Planetary nebulae like Abell 61 are born from the remnants of dying stars. In the case of Abell 61, a star similar to our Sun exhausted its nuclear fuel and shed its outer layers. What remains is a luminous core surrounded by expanding layers of gas and dust. The name “planetary nebula” is somewhat misleading; these nebulae have nothing to do with planets, but the term originated from their appearance through early telescopes.
Abell 61’s intricate structure unveils the layers of material cast off by the dying star. The energetic core illuminates these expelled layers, causing them to glow with vibrant colors. This stunning display not only captivates the eye but also provides astronomers with valuable insights into the elements produced within the star and distributed into space.
While Abell 61’s name may not conjure images of a nebula, its scientific significance is profound. The Abell catalog was primarily created to categorize galaxy clusters, and Abell 61’s inclusion in this list speaks to its special place in the cosmic story. It reminds us that even in the seemingly empty expanse of space, remnants of stars’ life cycles endure, contributing to the grand tapestry of the universe.
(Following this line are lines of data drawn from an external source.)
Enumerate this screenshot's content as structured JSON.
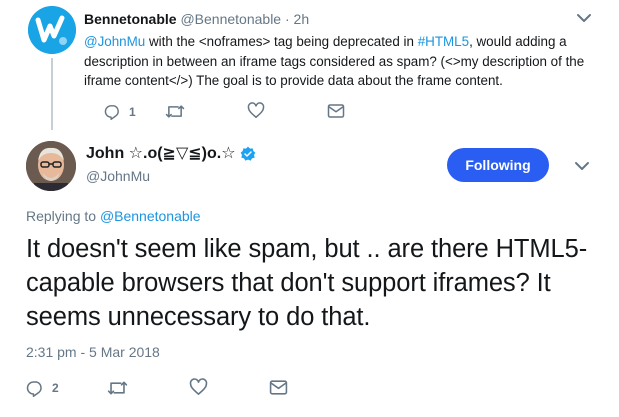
{
  "parent_tweet": {
    "name": "Bennetonable",
    "handle": "@Bennetonable",
    "separator": "·",
    "time": "2h",
    "text_parts": {
      "mention": "@JohnMu",
      "part1": " with the <noframes> tag being deprecated in ",
      "hashtag": "#HTML5",
      "part2": ", would adding a description in between an iframe tags considered as spam? (<>my description of the iframe content</>) The goal is to provide data about the frame content."
    },
    "reply_count": "1",
    "avatar_label": "w"
  },
  "main_tweet": {
    "name": "John ☆.o(≧▽≦)o.☆",
    "handle": "@JohnMu",
    "follow_label": "Following",
    "replying_prefix": "Replying to ",
    "replying_to": "@Bennetonable",
    "text": "It doesn't seem like spam, but .. are there HTML5-capable browsers that don't support iframes? It seems unnecessary to do that.",
    "timestamp": "2:31 pm - 5 Mar 2018",
    "reply_count": "2"
  },
  "colors": {
    "accent": "#1b95e0",
    "follow_button": "#2a5df2",
    "muted": "#657786",
    "verified": "#1da1f2"
  },
  "icons": [
    "reply-icon",
    "retweet-icon",
    "like-icon",
    "dm-icon",
    "chevron-down-icon",
    "verified-badge-icon"
  ]
}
As you cast your gaze upon Abell 61, you’re not merely observing a distant celestial object. You’re witnessing the final stages of a star’s life, a process that shapes the cosmos and enriches our understanding of the universe’s intricate processes. Abell 61 serves as a reminder that even in the twilight of a star’s existence, there is a brilliance that continues to inspire and illuminate the mysteries of the cosmos.